2. Try breathing and counting

As soon as you feel an attack starting, breathe calmly to stop the release of adrenalin.

  • To start, inhale slowly and hold each breath for a while before letting it our slowly and fully. Silently count to five as you hold your breath.
  • Focusing on your breathing will teach you breath control, allowing your body to relax and avoid hyperventilation.

3. Avoid cigarettes caffeine, drugs and alcohol

Stay away from caffeinated drinks and drugs, as they affect the nervous system and can make you feel more nervous.

  • Nicotine in cigarettes also reaches the brain via the blood stream and is known to affect peoples' moods.

4. Aim for a healthier lifestyle

It's important to get ample fresh air if you suffer from panic attacks.

  • Walking and enjoying a change of scenery will take your mind off your fears and allow you to focus on other subjects.
  • Lack of sleep can only create more anxiety. Try to get at least seven hours of sleep every night.

5. Seek professional help

If your panic attacks worsen, you may be susceptible to developing a panic disorder, a condition that typically affects more women than men.

  • If you have recurrent panic attacks, with more than four attacks per month and have an intense fear about the possibility of future attacks, there's a chance you may be suffering from a panic disorder.

In such case, seek help from your family doctor who can steer you in the right direction towards getting the help that you might need.

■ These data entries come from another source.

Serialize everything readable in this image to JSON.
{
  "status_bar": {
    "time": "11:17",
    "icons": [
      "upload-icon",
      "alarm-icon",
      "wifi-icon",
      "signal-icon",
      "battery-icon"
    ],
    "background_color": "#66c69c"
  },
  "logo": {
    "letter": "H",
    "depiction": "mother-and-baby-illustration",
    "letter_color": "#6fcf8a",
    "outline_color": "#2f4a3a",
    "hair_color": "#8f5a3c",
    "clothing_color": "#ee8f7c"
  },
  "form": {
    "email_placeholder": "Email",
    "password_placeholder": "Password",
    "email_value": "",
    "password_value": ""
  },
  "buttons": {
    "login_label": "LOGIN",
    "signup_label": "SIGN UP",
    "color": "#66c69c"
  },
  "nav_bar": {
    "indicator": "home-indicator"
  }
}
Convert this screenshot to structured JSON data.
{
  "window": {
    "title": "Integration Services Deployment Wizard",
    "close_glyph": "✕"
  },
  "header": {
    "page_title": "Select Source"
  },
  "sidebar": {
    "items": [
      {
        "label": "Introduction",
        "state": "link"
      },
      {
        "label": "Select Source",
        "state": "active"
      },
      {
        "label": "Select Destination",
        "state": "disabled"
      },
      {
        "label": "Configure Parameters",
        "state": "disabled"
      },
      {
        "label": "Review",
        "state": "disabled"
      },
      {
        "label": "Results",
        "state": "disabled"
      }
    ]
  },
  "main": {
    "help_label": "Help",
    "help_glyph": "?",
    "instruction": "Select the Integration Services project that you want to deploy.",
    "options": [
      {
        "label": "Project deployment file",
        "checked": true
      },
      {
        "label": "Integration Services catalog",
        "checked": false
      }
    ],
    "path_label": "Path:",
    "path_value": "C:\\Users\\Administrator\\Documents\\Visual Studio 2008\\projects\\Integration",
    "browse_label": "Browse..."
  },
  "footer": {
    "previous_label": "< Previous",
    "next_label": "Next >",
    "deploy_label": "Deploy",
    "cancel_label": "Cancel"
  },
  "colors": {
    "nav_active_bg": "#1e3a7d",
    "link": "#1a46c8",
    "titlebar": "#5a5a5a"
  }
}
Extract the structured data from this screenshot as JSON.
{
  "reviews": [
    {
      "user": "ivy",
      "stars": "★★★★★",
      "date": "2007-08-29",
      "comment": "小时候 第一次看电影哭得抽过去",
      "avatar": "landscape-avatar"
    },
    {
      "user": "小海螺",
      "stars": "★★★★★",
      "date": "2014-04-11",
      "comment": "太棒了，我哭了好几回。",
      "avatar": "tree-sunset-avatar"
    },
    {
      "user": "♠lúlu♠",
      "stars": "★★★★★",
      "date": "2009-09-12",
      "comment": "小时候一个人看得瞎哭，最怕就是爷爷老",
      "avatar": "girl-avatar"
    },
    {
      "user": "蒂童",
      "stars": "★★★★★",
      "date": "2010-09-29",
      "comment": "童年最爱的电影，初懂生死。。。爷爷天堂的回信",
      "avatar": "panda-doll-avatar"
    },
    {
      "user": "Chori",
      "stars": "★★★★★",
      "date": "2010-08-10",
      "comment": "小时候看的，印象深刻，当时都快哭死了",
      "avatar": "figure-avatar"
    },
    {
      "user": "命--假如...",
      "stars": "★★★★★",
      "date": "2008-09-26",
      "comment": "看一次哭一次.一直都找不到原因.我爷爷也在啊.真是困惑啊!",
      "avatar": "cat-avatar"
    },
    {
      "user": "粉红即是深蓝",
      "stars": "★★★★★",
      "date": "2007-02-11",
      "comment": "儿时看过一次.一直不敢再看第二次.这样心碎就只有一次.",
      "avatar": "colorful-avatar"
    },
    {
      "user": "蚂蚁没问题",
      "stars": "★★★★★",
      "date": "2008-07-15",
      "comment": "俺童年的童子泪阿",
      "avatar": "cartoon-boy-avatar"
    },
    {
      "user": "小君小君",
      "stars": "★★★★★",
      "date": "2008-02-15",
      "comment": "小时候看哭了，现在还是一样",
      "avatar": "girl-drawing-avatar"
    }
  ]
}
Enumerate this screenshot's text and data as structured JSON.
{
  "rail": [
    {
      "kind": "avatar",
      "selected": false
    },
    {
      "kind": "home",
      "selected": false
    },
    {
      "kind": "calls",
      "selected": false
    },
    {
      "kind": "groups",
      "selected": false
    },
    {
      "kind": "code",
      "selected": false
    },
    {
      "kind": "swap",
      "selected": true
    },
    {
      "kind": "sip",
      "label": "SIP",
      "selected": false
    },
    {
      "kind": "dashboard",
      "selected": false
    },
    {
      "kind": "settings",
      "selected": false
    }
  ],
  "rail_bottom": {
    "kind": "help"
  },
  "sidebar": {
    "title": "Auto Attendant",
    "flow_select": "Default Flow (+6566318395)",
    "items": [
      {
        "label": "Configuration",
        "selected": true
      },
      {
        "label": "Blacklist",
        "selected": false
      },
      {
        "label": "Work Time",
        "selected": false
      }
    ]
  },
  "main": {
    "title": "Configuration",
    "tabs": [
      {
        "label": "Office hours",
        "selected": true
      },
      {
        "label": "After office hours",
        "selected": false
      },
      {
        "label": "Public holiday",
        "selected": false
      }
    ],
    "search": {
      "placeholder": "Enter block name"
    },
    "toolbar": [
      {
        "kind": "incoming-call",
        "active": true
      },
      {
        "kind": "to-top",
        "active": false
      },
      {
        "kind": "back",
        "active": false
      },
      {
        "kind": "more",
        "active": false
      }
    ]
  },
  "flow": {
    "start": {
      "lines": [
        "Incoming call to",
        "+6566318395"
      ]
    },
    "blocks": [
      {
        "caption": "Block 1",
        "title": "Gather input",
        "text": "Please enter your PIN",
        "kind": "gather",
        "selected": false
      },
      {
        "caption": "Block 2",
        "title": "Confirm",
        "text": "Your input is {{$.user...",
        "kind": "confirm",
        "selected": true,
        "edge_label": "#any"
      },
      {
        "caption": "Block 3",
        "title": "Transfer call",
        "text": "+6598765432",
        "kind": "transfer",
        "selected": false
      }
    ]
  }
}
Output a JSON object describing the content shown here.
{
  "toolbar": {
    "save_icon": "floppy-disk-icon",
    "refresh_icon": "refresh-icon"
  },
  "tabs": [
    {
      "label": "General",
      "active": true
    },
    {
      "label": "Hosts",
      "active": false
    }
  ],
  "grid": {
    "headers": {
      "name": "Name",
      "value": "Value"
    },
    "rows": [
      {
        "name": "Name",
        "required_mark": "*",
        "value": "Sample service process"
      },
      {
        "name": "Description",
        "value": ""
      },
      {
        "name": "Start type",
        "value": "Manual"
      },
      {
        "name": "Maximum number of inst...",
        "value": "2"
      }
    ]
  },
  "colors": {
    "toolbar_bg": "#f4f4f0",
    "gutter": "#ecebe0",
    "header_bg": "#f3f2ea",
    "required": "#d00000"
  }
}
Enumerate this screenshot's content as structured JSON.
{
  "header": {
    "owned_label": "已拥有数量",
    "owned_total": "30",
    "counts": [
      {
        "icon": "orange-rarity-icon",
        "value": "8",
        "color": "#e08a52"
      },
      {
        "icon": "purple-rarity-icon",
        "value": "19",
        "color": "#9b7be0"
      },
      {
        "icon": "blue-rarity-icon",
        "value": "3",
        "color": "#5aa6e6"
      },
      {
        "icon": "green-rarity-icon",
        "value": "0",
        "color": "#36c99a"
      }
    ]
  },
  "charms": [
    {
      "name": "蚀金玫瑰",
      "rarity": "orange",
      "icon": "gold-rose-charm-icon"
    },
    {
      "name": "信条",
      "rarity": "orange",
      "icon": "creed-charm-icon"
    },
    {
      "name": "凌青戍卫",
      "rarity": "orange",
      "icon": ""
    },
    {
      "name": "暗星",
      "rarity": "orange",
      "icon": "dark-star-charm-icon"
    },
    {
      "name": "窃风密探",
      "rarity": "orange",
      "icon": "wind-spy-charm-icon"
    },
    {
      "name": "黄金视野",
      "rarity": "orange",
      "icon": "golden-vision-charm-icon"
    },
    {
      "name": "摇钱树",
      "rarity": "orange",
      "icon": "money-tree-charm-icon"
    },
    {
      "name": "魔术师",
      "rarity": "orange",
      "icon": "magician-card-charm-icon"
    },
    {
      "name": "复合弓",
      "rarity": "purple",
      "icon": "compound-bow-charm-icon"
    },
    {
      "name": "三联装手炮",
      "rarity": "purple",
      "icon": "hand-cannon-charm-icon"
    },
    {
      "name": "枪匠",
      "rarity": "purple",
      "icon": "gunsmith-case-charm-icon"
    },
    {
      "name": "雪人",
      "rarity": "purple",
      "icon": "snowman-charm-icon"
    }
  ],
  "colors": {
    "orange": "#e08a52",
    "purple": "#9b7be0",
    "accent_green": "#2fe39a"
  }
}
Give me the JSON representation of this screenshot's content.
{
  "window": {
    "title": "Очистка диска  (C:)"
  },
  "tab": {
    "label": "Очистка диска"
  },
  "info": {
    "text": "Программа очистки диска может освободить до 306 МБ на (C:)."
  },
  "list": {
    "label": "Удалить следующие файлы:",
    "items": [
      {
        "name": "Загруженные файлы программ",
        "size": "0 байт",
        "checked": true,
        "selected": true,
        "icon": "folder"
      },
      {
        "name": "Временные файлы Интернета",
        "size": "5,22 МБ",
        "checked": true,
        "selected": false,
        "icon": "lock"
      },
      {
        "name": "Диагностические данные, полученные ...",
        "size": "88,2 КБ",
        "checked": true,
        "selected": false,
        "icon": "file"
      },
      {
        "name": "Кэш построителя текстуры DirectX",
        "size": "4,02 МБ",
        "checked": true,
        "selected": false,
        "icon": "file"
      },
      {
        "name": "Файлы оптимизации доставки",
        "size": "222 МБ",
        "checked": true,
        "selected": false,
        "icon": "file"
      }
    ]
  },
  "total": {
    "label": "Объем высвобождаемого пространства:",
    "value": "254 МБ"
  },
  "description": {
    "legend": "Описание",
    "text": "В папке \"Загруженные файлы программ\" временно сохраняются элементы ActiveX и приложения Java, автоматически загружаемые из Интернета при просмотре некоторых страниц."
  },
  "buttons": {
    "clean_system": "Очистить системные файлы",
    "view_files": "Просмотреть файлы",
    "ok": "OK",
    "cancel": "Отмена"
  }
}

  • Cognitive behavioural therapy examines the way you perceive the situation that leads to the panic attack and can help treat panic disorders.

Panic attacks and heart attacks

Although alarming, panic attacks are usually not fatal. During an attack you may breathe more rapidly than normal. When this happens, the brain receives too much oxygen and as a result you may become dizzy and perhaps even feel as though you're having the symptoms of a heart attack.

  • If the symptoms still really concern you, there's no harm having it checked out by a healthcare professional.

So keep these five expert tips in mind to help you control your anxiety and panic attacks. And if you feel like you should seek help for your anxiety or panic attacks, don't hesitate to do so.

The material on this website is provided for entertainment, informational and educational purposes only and should never act as a substitute to the advice of an applicable professional. Use of this website is subject to our terms of use and privacy policy.
Close menu